Prescription Drug Plans

Medicare prescription drug coverage is an optional benefit offered to everyone who has Medicare.

To get Medicare drug coverage, you must join a Medicare plan that offers prescription drug coverage. Each plan can vary in cost and drugs covered.

2 ways to get prescription drug coverage

  1. Medicare Prescription Drug Plan (Part D) . These plans (sometimes called "PDPs") add drug coverage to Original Medicare, some Medicare Cost Plans, some Medicare Private Fee-for-Service (PFFS) Plans, and Medicare Medical Savings Account (MSA) Plans.
  2. Medicare Advantage Plan (Part C) (like an HMO or PPO) or other Medicare health plan that offers Medicare prescription drug coverage. You get all of your Medicare Part A (Hospital Insurance) and Medicare Part B (Medical Insurance) coverage, and prescription drug coverage (Part D), through these plans. Medicare Advantage Plans with prescription drug coverage are sometimes called “MA-PDs.” You must have Part A and Part B to join a Medicare Advantage Plan.

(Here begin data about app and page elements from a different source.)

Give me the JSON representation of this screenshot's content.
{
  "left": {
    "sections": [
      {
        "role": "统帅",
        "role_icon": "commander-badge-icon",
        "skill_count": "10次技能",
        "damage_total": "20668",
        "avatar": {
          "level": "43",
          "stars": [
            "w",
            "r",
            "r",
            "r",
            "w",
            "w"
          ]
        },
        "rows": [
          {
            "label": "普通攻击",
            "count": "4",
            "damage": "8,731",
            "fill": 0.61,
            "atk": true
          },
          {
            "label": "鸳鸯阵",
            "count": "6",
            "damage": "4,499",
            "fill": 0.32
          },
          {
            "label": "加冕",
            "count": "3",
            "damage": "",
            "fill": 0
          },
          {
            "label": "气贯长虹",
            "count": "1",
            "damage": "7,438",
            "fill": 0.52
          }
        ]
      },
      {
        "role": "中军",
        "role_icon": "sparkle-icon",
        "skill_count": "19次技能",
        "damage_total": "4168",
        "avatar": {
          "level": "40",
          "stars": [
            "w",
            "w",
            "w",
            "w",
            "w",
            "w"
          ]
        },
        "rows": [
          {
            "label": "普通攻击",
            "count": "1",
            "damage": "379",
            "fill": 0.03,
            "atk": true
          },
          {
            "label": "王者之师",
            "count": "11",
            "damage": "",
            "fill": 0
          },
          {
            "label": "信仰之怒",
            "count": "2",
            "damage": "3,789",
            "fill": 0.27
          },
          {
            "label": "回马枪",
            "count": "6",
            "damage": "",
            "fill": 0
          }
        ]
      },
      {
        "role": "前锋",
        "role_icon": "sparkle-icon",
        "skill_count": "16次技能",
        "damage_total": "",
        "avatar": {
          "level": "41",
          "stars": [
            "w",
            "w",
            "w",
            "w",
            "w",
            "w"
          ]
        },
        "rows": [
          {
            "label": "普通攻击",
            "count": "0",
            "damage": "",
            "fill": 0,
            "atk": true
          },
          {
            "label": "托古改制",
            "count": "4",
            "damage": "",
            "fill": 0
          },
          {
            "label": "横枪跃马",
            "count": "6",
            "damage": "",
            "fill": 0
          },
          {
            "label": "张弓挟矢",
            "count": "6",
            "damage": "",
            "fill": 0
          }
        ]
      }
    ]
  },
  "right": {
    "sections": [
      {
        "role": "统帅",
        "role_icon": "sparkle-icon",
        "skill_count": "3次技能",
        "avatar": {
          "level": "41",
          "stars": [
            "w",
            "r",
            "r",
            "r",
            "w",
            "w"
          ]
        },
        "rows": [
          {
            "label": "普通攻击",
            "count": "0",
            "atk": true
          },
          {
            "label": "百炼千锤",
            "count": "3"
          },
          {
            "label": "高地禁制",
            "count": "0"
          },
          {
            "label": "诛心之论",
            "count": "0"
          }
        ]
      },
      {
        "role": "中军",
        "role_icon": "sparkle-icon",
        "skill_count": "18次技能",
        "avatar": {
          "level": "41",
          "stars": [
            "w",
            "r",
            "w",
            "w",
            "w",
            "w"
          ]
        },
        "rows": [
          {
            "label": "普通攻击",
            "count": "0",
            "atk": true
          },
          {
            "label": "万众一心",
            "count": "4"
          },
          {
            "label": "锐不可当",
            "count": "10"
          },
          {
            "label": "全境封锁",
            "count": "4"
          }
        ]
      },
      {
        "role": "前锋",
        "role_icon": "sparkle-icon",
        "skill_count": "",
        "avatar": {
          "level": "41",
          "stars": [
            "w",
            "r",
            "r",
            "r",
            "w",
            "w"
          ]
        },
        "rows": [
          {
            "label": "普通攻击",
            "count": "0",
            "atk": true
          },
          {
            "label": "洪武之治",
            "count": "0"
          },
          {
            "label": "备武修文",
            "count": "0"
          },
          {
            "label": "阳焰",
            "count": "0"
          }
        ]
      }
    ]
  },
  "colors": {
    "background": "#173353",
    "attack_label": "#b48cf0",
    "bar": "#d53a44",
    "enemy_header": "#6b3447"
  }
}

2020 defined standard Medicare Part D prescription drug plan coverage

Initial Deductible: $435

Initial Coverage Limit (ICL): $4,020

Out-of-Pocket Threshold (or TrOOP): $6,350

Coverage Gap (Donut Hole): begins once you reach your Medicare Part D plan’s initial coverage limit ($4,020 in 2020) and ends when you spend a total of $6,350 out-of-pocket in 2020.

2020 Donut Hole Discount: Part D enrollees will receive a 75% Donut Hole discount on the total cost of their brand-name drugs purchased while in the Donut Hole. The discount includes, a 70% discount paid by the brand-name drug manufacturer and a 5% discount paid by your Medicare Part D plan. The 70% paid by the drug manufacturer combined with the 25% you pay, count toward your TrOOP or Donut Hole exit point.

If you decide not to get Medicare drug coverage when you're first eligible, you'll likely pay a late enrollment penalty if you join later, unless one of these applies:

  • You have other Creditable prescription drug coverage
  • You get Extra Help

Generally, you'll pay this penalty for as long as you have Medicare prescription drug coverage.

Monthly premium:
 The Part D monthly Premium  varies by plan (higher-income consumers may pay more).

Part D premiums by income
The chart below shows your estimated prescription drug plan monthly premium based on your income as reported on your IRS tax return. If your income is above a certain limit, you'll pay an income-related monthly adjustment amount in addition to your plan premium.